Items from an interface collection
----------------
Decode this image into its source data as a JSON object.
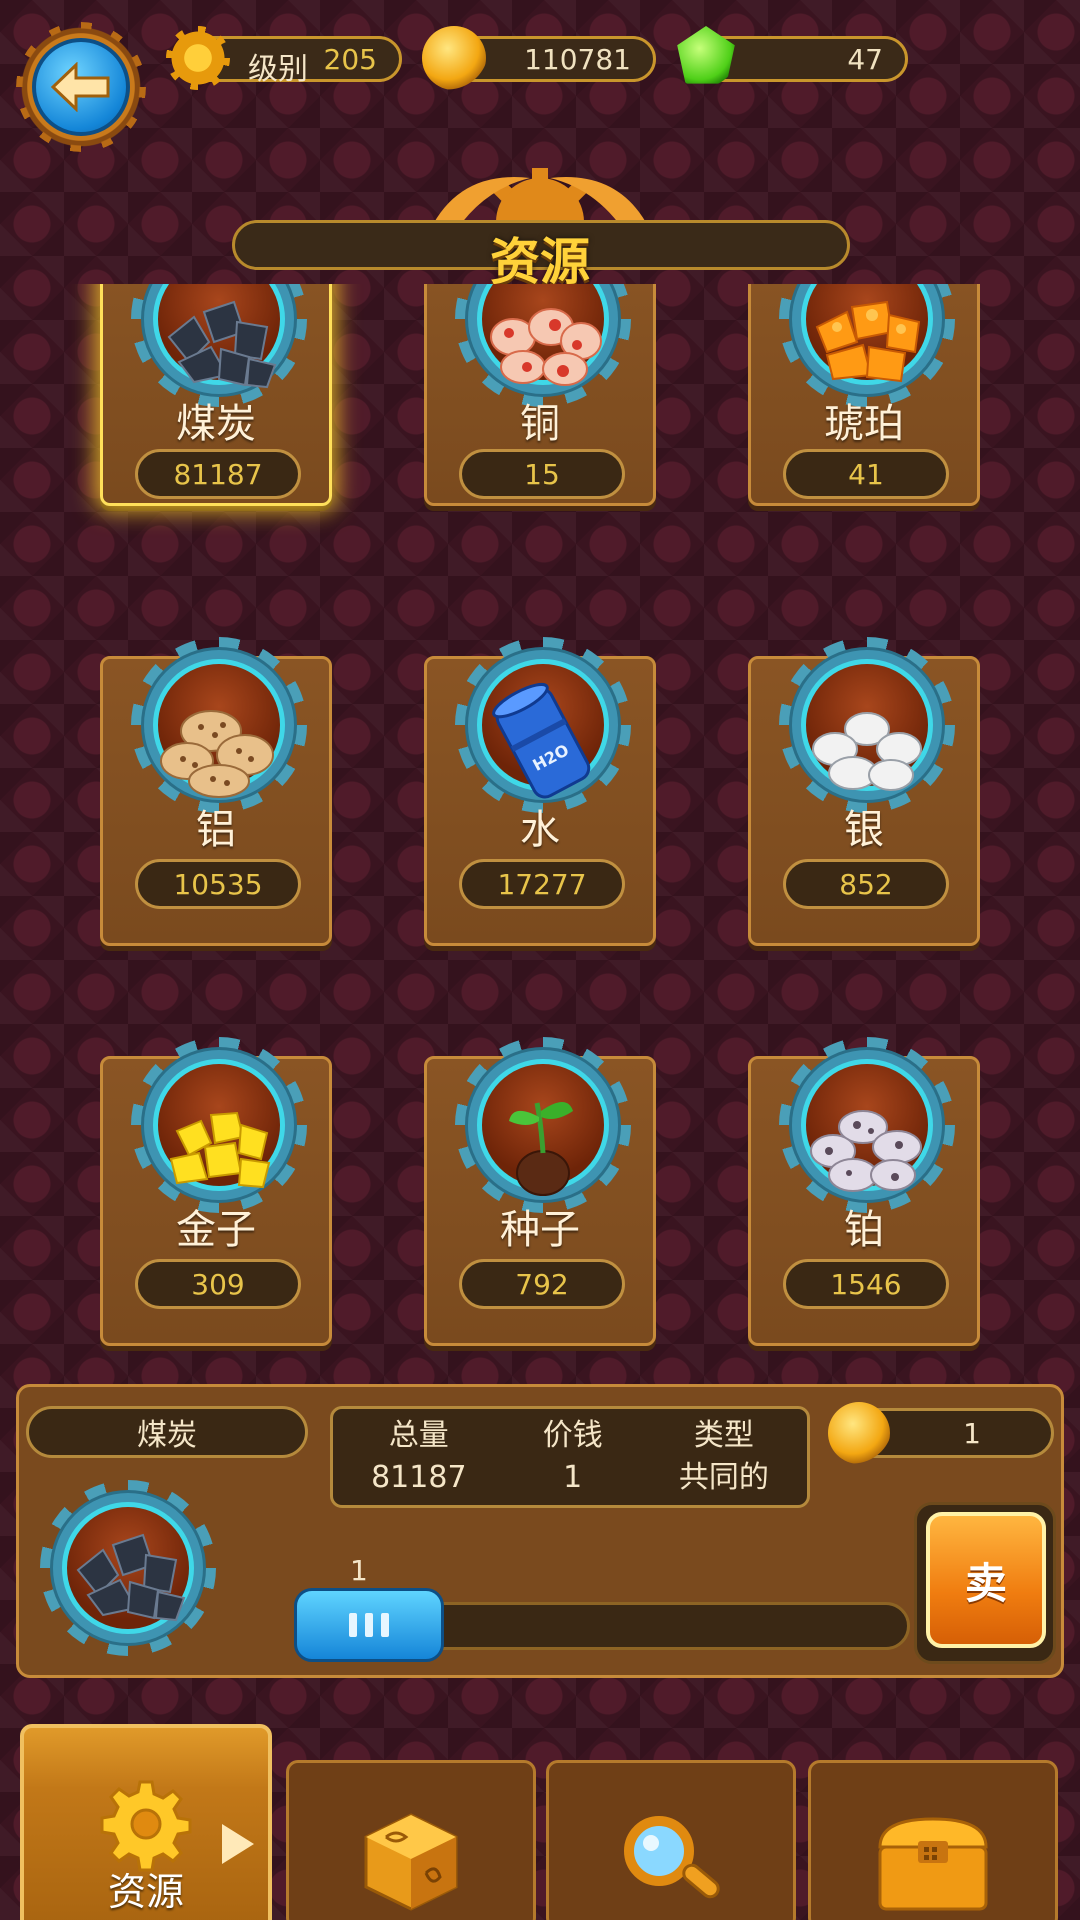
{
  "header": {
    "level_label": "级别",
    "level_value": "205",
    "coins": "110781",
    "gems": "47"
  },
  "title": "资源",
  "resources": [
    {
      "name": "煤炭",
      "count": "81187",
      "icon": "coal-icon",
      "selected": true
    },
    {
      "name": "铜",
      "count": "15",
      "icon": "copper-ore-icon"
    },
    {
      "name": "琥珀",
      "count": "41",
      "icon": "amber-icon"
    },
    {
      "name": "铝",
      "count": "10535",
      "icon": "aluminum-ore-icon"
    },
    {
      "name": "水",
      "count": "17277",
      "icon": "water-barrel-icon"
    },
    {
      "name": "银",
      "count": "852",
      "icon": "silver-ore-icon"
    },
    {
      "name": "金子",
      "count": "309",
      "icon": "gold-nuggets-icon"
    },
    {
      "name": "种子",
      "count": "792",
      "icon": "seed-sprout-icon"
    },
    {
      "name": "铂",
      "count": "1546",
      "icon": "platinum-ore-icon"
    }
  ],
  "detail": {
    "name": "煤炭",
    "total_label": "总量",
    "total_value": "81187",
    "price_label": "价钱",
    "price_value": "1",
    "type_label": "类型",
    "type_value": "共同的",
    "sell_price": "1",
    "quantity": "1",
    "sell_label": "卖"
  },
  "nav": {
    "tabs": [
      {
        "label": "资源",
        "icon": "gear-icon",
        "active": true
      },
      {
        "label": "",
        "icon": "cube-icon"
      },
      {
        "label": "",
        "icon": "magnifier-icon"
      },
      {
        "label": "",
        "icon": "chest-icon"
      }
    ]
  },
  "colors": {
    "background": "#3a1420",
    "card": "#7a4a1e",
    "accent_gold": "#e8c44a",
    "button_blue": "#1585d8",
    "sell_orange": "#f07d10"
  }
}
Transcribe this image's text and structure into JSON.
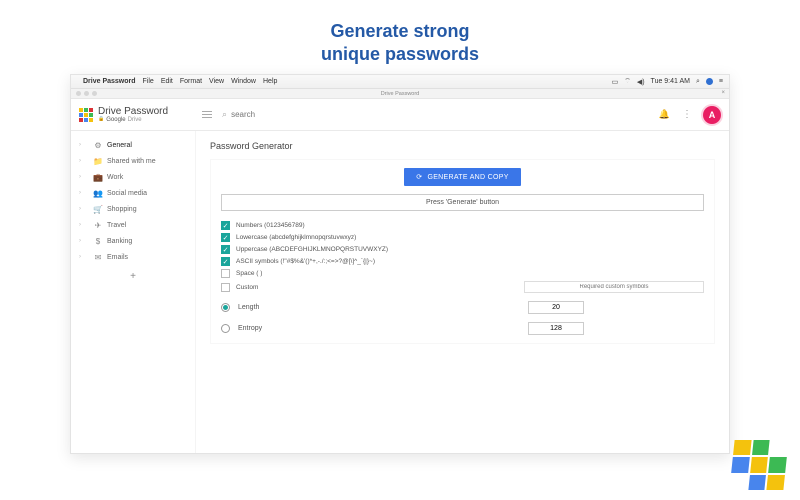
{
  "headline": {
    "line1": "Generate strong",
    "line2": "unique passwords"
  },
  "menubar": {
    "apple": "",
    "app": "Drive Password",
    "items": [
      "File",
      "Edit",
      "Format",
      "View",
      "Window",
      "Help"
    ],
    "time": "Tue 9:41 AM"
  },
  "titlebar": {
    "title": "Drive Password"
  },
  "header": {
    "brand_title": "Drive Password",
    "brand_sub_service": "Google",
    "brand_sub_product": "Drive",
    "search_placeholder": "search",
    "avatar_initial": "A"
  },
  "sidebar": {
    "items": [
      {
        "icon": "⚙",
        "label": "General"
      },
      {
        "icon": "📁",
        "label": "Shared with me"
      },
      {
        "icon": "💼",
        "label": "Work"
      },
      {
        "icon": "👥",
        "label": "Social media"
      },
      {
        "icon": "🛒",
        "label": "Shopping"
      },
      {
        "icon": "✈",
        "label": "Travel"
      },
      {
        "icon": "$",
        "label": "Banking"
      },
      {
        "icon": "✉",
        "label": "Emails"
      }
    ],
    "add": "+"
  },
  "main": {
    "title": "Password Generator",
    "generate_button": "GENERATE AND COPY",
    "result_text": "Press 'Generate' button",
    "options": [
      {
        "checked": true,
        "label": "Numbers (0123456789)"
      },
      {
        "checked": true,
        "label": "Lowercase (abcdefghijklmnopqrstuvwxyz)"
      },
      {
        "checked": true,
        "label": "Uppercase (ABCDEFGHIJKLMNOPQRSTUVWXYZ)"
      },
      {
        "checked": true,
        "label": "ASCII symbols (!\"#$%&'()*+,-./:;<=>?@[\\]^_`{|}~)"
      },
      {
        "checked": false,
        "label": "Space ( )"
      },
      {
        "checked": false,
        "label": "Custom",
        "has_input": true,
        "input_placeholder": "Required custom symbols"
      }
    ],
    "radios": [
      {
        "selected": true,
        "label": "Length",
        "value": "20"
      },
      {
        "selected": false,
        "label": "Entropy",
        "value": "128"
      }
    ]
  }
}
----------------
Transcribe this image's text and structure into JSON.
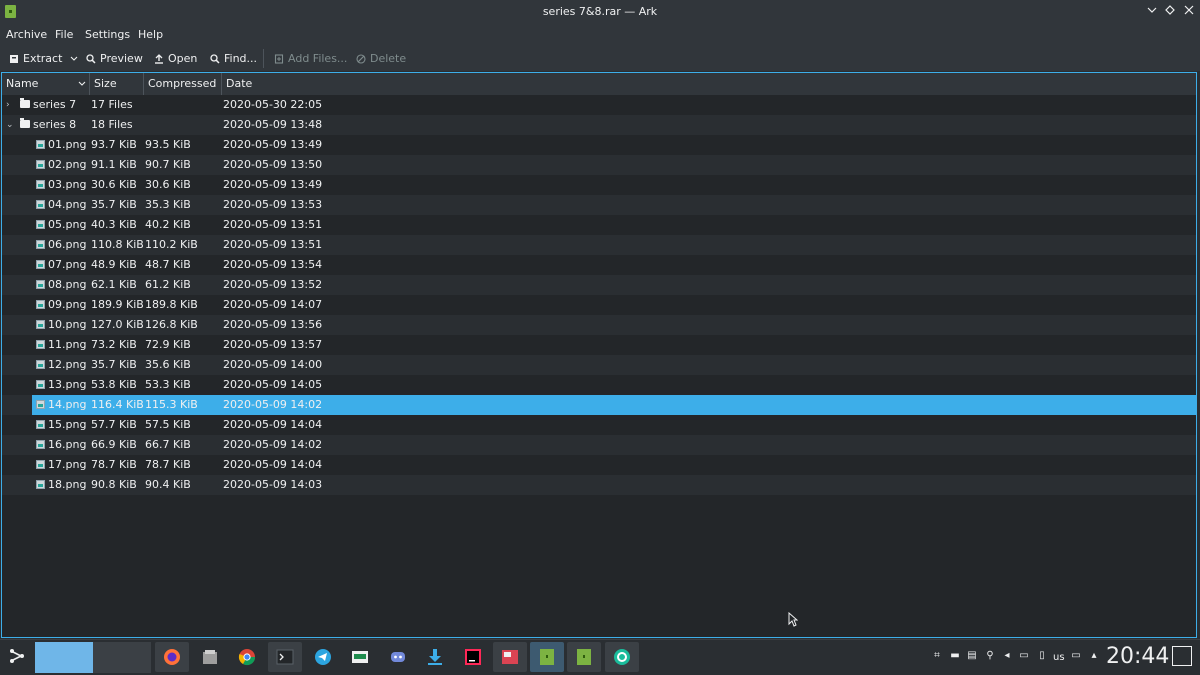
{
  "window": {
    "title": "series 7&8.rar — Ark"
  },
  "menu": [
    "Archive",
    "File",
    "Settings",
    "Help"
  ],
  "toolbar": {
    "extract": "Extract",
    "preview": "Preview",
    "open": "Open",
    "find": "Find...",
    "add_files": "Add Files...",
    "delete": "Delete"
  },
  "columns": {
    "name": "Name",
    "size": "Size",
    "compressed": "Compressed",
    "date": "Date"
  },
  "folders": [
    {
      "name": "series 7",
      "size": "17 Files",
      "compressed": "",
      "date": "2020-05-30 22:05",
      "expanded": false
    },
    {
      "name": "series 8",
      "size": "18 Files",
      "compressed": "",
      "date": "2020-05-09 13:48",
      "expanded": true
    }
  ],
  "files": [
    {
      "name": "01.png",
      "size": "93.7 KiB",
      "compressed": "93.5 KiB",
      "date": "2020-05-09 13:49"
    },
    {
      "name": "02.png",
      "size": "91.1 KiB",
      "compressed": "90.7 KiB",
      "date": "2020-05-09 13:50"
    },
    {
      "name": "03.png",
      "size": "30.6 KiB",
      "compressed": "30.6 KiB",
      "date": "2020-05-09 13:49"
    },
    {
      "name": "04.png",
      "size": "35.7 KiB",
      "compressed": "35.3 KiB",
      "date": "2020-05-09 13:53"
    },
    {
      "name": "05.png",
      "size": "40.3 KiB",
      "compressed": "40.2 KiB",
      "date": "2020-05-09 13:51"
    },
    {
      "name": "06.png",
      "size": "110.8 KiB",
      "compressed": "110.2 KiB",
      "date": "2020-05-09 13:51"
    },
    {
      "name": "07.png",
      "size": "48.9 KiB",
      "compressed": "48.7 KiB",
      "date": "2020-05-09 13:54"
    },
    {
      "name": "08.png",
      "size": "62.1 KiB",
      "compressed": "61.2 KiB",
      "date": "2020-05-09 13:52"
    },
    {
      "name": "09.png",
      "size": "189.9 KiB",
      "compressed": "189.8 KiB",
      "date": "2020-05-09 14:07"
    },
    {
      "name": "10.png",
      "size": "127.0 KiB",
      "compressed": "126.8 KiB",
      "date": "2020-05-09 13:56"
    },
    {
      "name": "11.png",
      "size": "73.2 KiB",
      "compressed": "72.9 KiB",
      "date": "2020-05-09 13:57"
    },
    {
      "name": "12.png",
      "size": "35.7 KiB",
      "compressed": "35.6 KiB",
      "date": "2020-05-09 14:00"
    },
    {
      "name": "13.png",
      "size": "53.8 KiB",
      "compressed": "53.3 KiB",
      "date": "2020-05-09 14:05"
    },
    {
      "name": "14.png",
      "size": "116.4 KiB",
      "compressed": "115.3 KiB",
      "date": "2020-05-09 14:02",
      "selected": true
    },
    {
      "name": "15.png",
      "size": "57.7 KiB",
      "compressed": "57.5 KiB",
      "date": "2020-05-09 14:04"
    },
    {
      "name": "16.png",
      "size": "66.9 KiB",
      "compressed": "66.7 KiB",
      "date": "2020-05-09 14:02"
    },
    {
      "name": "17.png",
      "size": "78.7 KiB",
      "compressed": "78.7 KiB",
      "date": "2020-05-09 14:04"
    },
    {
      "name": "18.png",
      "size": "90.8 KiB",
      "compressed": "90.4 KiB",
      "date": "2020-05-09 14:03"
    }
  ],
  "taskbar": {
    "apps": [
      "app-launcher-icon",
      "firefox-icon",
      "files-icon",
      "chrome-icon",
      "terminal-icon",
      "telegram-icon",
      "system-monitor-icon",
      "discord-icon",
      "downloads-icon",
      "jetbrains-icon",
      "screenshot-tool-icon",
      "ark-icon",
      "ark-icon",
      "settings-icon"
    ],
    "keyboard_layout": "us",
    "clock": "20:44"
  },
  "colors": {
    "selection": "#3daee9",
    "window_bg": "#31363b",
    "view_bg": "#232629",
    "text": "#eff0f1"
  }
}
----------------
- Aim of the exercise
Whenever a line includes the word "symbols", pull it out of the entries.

- Completed task
        "label": "ASCII symbols (!\"#$%&'()*+,-./:;<=>?@[\\]^_`{|}~)"
        "input_placeholder": "Required custom symbols"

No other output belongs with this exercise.